Every record must appear in the answer exactly as it stands.
*** Opening Study material ***
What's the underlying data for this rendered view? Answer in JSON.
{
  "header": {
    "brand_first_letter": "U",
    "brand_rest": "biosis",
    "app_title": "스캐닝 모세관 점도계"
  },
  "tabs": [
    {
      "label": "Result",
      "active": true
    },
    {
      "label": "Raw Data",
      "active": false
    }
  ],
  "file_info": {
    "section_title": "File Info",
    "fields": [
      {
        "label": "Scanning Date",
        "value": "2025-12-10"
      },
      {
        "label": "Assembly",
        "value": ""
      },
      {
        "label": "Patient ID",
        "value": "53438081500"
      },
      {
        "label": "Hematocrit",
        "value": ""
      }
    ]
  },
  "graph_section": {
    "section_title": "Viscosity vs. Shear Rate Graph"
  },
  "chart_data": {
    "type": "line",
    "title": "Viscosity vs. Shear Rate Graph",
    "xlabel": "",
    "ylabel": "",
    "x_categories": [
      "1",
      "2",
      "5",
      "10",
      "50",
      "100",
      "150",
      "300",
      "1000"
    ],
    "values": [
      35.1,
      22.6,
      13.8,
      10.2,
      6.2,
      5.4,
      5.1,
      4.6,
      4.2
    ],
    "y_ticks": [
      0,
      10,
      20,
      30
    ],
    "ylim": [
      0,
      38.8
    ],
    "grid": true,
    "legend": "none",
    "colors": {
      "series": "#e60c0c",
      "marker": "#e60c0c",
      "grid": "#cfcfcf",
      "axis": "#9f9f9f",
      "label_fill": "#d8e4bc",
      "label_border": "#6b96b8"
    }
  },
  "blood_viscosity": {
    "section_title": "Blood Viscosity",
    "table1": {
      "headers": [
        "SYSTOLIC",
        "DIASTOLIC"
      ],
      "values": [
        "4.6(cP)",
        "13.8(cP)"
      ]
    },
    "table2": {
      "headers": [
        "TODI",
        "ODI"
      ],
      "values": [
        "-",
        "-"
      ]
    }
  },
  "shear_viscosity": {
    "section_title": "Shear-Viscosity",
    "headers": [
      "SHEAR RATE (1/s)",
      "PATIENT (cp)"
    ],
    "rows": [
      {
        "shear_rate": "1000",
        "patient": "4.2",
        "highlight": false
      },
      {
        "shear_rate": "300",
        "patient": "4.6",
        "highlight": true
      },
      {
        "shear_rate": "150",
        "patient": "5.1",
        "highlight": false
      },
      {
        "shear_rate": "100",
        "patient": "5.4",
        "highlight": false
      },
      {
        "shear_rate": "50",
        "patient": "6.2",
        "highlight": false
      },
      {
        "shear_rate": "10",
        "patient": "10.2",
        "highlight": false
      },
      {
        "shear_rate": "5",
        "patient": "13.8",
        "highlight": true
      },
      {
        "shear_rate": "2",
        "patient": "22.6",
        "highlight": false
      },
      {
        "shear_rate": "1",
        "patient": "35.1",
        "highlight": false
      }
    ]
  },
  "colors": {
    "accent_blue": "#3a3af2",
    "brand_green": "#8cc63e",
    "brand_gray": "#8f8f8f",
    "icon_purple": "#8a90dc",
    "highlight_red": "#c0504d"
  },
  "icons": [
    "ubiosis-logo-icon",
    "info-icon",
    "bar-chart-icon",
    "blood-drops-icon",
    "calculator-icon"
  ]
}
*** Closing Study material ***
## [Solution to this task]
What's the underlying data for this rendered view? Answer in JSON.
{
  "header": {
    "brand_first_letter": "U",
    "brand_rest": "biosis",
    "app_title": "스캐닝 모세관 점도계"
  },
  "tabs": [
    {
      "label": "Result",
      "active": true
    },
    {
      "label": "Raw Data",
      "active": false
    }
  ],
  "file_info": {
    "section_title": "File Info",
    "fields": [
      {
        "label": "Scanning Date",
        "value": "2025-12-10"
      },
      {
        "label": "Assembly",
        "value": ""
      },
      {
        "label": "Patient ID",
        "value": "53438081500"
      },
      {
        "label": "Hematocrit",
        "value": ""
      }
    ]
  },
  "graph_section": {
    "section_title": "Viscosity vs. Shear Rate Graph"
  },
  "chart_data": {
    "type": "line",
    "title": "Viscosity vs. Shear Rate Graph",
    "xlabel": "",
    "ylabel": "",
    "x_categories": [
      "1",
      "2",
      "5",
      "10",
      "50",
      "100",
      "150",
      "300",
      "1000"
    ],
    "values": [
      35.1,
      22.6,
      13.8,
      10.2,
      6.2,
      5.4,
      5.1,
      4.6,
      4.2
    ],
    "y_ticks": [
      0,
      10,
      20,
      30
    ],
    "ylim": [
      0,
      38.8
    ],
    "grid": true,
    "legend": "none",
    "colors": {
      "series": "#e60c0c",
      "marker": "#e60c0c",
      "grid": "#cfcfcf",
      "axis": "#9f9f9f",
      "label_fill": "#d8e4bc",
      "label_border": "#6b96b8"
    }
  },
  "blood_viscosity": {
    "section_title": "Blood Viscosity",
    "table1": {
      "headers": [
        "SYSTOLIC",
        "DIASTOLIC"
      ],
      "values": [
        "4.6(cP)",
        "13.8(cP)"
      ]
    },
    "table2": {
      "headers": [
        "TODI",
        "ODI"
      ],
      "values": [
        "-",
        "-"
      ]
    }
  },
  "shear_viscosity": {
    "section_title": "Shear-Viscosity",
    "headers": [
      "SHEAR RATE (1/s)",
      "PATIENT (cp)"
    ],
    "rows": [
      {
        "shear_rate": "1000",
        "patient": "4.2",
        "highlight": false
      },
      {
        "shear_rate": "300",
        "patient": "4.6",
        "highlight": true
      },
      {
        "shear_rate": "150",
        "patient": "5.1",
        "highlight": false
      },
      {
        "shear_rate": "100",
        "patient": "5.4",
        "highlight": false
      },
      {
        "shear_rate": "50",
        "patient": "6.2",
        "highlight": false
      },
      {
        "shear_rate": "10",
        "patient": "10.2",
        "highlight": false
      },
      {
        "shear_rate": "5",
        "patient": "13.8",
        "highlight": true
      },
      {
        "shear_rate": "2",
        "patient": "22.6",
        "highlight": false
      },
      {
        "shear_rate": "1",
        "patient": "35.1",
        "highlight": false
      }
    ]
  },
  "colors": {
    "accent_blue": "#3a3af2",
    "brand_green": "#8cc63e",
    "brand_gray": "#8f8f8f",
    "icon_purple": "#8a90dc",
    "highlight_red": "#c0504d"
  },
  "icons": [
    "ubiosis-logo-icon",
    "info-icon",
    "bar-chart-icon",
    "blood-drops-icon",
    "calculator-icon"
  ]
}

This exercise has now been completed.